» Input:
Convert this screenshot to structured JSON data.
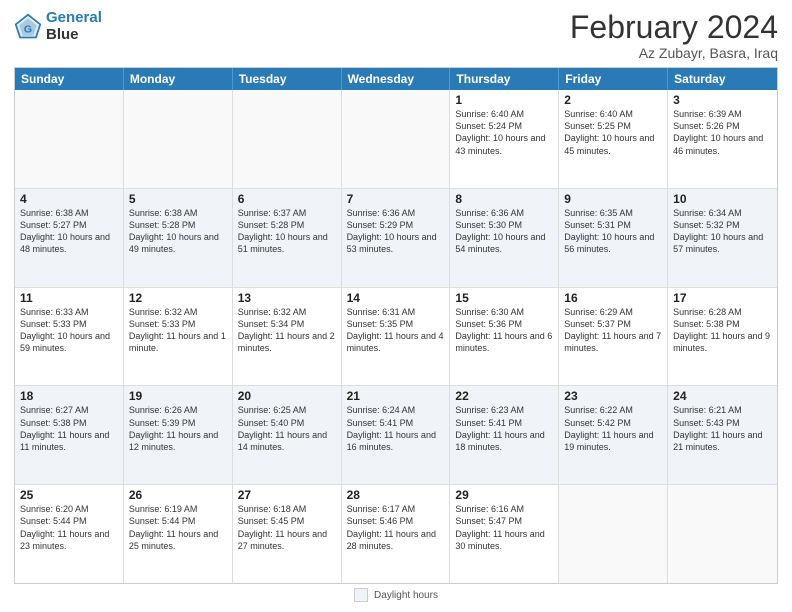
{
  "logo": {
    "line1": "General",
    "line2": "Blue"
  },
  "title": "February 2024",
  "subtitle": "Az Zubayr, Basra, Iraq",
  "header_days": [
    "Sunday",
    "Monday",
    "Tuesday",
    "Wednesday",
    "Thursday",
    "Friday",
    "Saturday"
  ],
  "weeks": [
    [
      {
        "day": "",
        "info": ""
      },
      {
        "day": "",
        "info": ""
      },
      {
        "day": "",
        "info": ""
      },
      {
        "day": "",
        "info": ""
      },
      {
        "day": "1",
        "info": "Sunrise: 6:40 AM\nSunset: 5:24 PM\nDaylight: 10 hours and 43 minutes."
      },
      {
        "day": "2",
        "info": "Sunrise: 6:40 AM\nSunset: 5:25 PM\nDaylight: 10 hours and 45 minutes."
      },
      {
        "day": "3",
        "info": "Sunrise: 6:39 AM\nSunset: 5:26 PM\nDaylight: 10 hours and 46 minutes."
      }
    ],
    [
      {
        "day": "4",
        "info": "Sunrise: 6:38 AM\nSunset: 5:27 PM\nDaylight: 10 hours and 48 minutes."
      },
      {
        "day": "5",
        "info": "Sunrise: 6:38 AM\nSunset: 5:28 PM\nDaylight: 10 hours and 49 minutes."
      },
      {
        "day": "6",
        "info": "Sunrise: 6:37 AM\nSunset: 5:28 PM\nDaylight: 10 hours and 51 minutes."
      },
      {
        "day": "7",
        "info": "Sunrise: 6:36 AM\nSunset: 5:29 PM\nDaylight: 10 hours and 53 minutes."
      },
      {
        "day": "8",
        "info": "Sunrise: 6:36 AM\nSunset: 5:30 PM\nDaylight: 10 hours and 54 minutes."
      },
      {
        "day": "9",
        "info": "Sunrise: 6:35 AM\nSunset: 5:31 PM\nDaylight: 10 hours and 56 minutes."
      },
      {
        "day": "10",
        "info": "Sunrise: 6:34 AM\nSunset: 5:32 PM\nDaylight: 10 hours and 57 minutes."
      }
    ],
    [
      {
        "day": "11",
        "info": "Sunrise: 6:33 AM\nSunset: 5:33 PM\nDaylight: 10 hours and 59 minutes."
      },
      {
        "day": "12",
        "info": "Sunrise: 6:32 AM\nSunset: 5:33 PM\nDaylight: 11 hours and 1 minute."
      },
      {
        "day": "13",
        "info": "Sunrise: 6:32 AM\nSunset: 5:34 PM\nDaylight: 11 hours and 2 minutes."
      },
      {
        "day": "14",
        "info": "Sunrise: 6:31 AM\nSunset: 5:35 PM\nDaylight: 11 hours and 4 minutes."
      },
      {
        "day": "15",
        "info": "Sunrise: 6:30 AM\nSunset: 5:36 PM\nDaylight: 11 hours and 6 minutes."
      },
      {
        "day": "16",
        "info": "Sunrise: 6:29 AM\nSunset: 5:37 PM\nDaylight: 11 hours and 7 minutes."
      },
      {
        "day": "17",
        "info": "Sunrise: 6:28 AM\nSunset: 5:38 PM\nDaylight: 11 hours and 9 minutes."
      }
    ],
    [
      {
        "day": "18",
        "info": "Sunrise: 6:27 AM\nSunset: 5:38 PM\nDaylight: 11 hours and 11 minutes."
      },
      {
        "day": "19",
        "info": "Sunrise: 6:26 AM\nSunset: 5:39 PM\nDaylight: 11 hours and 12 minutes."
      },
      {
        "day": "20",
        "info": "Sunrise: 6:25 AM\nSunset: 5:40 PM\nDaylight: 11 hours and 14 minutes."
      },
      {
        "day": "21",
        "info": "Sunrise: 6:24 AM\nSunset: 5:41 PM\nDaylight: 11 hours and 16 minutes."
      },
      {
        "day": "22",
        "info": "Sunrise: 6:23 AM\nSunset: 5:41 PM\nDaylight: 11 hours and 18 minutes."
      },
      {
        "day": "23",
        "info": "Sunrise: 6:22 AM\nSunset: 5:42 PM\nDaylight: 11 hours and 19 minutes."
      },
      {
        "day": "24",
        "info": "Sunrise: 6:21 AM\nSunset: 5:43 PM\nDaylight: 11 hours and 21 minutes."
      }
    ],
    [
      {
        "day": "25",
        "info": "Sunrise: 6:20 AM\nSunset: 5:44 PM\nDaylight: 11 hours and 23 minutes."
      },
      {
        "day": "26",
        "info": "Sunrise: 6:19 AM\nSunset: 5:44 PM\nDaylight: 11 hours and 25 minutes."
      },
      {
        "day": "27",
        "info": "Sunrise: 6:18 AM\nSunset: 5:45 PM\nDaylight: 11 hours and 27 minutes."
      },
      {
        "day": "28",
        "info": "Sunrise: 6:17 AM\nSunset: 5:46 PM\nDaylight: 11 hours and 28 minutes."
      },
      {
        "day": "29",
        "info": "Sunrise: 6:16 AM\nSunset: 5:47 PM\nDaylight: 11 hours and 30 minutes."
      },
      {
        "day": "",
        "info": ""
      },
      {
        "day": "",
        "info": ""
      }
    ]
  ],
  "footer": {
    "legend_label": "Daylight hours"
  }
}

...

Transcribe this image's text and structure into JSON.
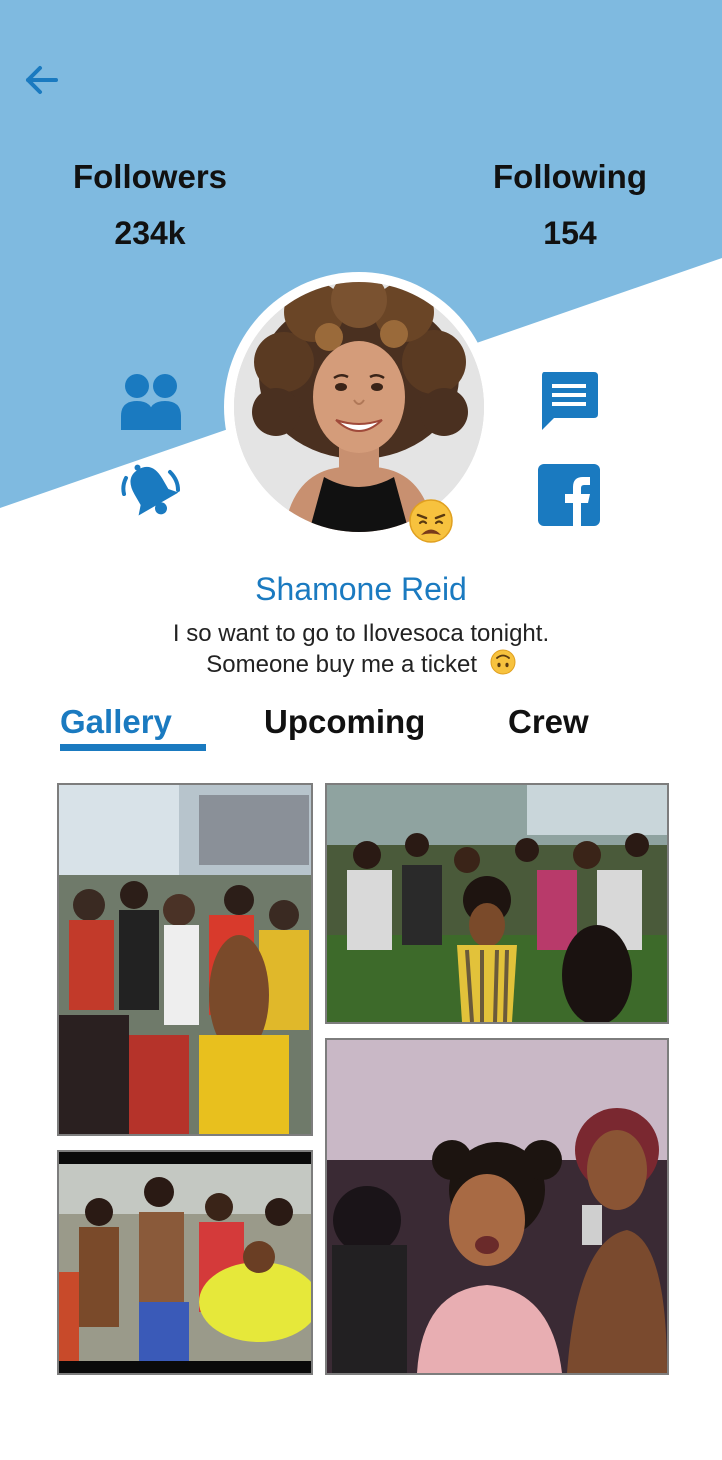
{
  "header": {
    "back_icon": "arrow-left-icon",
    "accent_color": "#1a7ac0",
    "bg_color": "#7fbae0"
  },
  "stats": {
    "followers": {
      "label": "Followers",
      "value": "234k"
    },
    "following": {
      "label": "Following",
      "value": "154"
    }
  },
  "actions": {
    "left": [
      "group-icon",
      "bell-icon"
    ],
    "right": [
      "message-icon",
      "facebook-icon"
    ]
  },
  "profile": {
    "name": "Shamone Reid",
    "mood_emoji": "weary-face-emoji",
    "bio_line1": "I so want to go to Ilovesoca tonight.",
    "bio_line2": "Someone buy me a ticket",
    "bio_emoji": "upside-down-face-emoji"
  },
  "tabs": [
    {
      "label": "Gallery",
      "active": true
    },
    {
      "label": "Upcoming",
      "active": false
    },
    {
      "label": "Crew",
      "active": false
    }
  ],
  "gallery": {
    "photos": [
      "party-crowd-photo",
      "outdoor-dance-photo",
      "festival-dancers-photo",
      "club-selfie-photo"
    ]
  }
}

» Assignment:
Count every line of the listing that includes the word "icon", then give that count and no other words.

» Output for this exercise:
5